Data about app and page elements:
BEGIN
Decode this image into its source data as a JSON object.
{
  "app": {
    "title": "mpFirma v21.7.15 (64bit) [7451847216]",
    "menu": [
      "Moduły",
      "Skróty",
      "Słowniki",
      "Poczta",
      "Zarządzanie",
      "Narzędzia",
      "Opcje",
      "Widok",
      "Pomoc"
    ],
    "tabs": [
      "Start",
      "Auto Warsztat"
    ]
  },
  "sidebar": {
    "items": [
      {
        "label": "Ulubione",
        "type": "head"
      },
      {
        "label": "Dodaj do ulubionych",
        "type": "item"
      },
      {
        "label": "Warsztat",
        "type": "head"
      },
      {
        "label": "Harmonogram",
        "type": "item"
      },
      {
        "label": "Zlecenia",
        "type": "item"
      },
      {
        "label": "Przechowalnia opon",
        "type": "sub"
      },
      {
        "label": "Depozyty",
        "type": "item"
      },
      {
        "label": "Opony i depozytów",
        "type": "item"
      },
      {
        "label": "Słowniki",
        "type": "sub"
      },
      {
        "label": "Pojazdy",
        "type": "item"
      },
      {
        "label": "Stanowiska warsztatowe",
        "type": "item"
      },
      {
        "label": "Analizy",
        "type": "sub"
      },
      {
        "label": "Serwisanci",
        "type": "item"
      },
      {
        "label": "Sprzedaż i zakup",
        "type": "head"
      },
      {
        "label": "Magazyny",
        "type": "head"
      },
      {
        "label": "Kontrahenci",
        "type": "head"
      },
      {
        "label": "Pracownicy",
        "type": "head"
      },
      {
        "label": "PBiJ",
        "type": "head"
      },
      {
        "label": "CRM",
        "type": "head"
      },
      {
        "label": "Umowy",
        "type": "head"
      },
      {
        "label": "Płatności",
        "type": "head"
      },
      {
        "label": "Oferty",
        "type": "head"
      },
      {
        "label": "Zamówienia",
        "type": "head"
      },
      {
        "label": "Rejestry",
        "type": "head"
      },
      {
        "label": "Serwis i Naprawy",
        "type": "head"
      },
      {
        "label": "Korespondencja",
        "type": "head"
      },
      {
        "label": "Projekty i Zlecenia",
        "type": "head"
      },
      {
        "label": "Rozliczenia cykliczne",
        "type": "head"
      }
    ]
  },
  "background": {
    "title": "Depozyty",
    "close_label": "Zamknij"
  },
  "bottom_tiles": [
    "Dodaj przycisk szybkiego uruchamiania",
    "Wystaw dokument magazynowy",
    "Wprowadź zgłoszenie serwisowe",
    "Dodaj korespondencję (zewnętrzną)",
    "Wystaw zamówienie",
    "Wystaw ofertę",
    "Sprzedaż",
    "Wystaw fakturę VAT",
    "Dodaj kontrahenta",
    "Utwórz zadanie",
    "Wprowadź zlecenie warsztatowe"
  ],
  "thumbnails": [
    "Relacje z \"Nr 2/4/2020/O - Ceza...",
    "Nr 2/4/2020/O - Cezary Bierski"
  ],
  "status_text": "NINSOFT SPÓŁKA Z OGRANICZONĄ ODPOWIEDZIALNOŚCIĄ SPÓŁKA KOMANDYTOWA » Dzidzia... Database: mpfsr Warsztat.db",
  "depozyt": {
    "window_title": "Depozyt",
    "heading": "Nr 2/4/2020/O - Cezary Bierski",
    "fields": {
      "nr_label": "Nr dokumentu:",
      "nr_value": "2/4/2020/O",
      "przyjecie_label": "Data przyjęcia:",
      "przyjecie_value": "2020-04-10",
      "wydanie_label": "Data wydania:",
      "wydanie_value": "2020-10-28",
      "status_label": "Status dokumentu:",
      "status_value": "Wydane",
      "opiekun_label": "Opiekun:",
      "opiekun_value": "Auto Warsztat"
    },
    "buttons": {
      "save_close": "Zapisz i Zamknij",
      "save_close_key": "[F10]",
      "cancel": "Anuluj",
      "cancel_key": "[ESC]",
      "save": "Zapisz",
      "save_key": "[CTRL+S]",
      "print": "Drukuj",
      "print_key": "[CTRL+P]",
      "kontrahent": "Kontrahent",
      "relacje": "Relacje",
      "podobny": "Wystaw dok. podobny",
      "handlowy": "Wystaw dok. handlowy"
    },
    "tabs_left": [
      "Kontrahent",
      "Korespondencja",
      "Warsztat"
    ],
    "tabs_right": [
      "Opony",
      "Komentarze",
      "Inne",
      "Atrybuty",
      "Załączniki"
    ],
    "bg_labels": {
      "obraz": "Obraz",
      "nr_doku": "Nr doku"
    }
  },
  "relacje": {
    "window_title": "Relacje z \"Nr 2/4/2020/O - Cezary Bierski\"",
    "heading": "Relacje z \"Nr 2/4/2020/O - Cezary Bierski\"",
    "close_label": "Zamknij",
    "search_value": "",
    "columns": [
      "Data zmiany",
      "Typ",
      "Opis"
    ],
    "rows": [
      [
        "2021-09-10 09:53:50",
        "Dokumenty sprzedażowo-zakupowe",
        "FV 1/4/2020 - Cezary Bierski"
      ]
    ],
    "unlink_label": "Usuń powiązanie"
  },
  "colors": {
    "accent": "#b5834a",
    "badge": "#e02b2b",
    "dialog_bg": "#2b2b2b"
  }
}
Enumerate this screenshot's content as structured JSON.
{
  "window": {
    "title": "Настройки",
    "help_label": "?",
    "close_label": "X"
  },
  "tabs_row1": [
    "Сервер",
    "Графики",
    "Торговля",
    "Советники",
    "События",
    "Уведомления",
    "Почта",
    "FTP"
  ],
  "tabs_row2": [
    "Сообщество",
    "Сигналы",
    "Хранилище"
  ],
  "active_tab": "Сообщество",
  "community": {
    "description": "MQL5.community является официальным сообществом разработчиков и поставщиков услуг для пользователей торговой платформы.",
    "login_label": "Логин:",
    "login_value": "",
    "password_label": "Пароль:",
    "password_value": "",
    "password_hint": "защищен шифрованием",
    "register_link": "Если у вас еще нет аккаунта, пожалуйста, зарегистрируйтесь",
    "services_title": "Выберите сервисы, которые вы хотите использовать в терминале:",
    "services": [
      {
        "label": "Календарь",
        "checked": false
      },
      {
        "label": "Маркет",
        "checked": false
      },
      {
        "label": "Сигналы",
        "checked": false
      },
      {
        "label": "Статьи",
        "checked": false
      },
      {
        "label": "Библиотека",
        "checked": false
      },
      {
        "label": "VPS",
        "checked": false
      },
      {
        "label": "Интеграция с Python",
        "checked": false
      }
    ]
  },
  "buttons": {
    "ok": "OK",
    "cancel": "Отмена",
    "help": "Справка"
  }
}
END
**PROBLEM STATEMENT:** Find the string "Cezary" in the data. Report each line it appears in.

**RESPONSE AREA:**
    "Nr 2/4/2020/O - Cezary Bierski"
    "heading": "Nr 2/4/2020/O - Cezary Bierski",
    "window_title": "Relacje z \"Nr 2/4/2020/O - Cezary Bierski\"",
    "heading": "Relacje z \"Nr 2/4/2020/O - Cezary Bierski\"",
        "FV 1/4/2020 - Cezary Bierski"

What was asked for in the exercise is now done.